It costs money to get even the simplest business up and running from scratch. And if you’re like most aspiring single-mom entrepreneurs, you’re bootstrapping your business without much cash to spare…and not much money coming in. You need every possible break you can get.

And that’s where two special $5,000 tax deals come in.

You have to be in business to have business expenses…it’s one of the main rules of tax law. But during the start-up phase, you’re shelling out money even though you’re technically not in business yet. That’s why organizational and start-up costs are supposed to be treated as “capital expenses,” meaning they count as assets (items your business owns) that your company will be using for more than one year.

But thanks to special rules in the tax law, $5,000 of your start-up costs AND $5,000 of your organizational costs are tax-deductible right away (as long as you do actually start the business) – and that can turn into significant tax savings, extra important when you’re strapped for cash.

What’s my business start date?
For sole proprietors, your start date is the day your company “starts to function as a business,” whether or not you’re earning any money. For more formal business entities, go by the organization date.

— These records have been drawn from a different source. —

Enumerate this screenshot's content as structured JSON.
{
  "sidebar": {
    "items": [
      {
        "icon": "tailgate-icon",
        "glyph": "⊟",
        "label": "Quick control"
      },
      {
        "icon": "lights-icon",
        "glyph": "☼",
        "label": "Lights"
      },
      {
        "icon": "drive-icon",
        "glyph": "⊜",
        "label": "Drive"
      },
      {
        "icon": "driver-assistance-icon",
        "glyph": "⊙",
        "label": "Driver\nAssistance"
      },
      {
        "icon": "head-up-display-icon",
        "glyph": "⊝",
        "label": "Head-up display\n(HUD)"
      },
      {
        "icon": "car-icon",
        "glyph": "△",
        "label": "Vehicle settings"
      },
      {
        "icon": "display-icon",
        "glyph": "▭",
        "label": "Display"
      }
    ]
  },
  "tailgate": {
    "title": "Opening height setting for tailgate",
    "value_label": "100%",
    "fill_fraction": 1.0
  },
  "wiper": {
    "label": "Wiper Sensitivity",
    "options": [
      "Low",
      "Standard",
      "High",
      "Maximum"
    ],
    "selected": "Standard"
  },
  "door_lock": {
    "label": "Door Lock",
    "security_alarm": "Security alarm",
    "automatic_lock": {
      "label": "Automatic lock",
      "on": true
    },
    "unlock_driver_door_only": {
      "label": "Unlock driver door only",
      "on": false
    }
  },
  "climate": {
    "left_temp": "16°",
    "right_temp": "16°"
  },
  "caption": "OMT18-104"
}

Paying to set up your business organization

Every business has a legal form – a business entity. Whether you’re running a freelance copywriting business in your basement or a chain of 30 cupcake shops, your company has an official legal structure (learn more about that here). Even if you haven’t thought about this at all, and just jumped in, your business has its own legal existence.

There are 4 main business forms: sole proprietorship, partnership, LLC, and corporation.

If you decide to start your business as a formal entity (basically anything other than a sole proprietorship), there are costs involved. And even though you’ll be paying these fees and expenses before your company officially starts up, they aren’t considered start-up costs…they count as organizational costs.

The first year you’re company is in business, you can deduct up to $5,000 of your organizational costs, which include things like:

  • Legal fees to create the entity and any organizational documents (like partnership agreements)
  • Accounting fees to set up your books and account for money spent before the official start date
  • State filing fees

If it costs more than $5,000 to organize your business, you can deduct the rest over the next 15 years.

What counts as a start-up cost?

Any expenses you pay before your company’s official start date count as start-up costs, even though they’d count as regular business expenses if you paid them on day one.

So what kinds of expenses would that include? Anything you spend while you’re figuring out if, how, where, and when you’re going to start the business counts (like market research or realtor fees). Add to that any costs you incur to actually get your business up and running (everything from Wi-Fi to envelopes to permits).

Some common start-up costs include:

  • Travel expenses when you’re scouting a location
  • Advertising for your grand opening
  • Employee hiring and training costs
  • Any money you spend to attract customers, woo lenders, or connect with suppliers
  • Business licenses
  • Professional fees (lawyers, accountants, consultants, etc.)
  • Regular expenses (phone, utilities, rent, insurance) paid before the official start date

Most of the things you spend money on before your company’s official start date can be include here. But some costs are specifically excluded, and can’t be deducted under this special rule. Those costs include inventory, long-term assets (like delivery trucks, for example), organizational costs (like we talked about earlier), or research and development costs.

How does the tax deduction work?

The tax deduction works the same way no matter what legal form your business uses – it just shows up on different tax forms based on the entity.

If you’re a sole proprietor or have a single-member LLC (the most common business forms), you’ll take both deductions – up to $5,000 each – on your Schedule C under the “other expenses” category. Then Schedule C becomes part of your regular personal tax return. (If you have a partnership, corporation, or multi-member LLC, it’s best to have a professional prepare the business tax return.

One catch: If either the organizational or start-up costs run more than $50,000 during the year, you can’t take the full $5,000 first year deduction for that expense type. Instead, you have to reduce your deduction for the amount you paid over $50,000.

For example, if you paid $52,000 in start up costs, your first year deduction would be reduced to $3,000 [$52,000 – $50,000 = $2,000 and $5,000 – $2,000 = $3,000]. (I know it seems ridiculous, but that’s the way our tax law works.) You could still take the full $5,000 in organizational costs (as long as those totaled less than $50,000).

The takeaway: It takes money to get your business started, and these special tax deductions can help you preserve up to $10,000 precious cash while you’re beginning to build your business.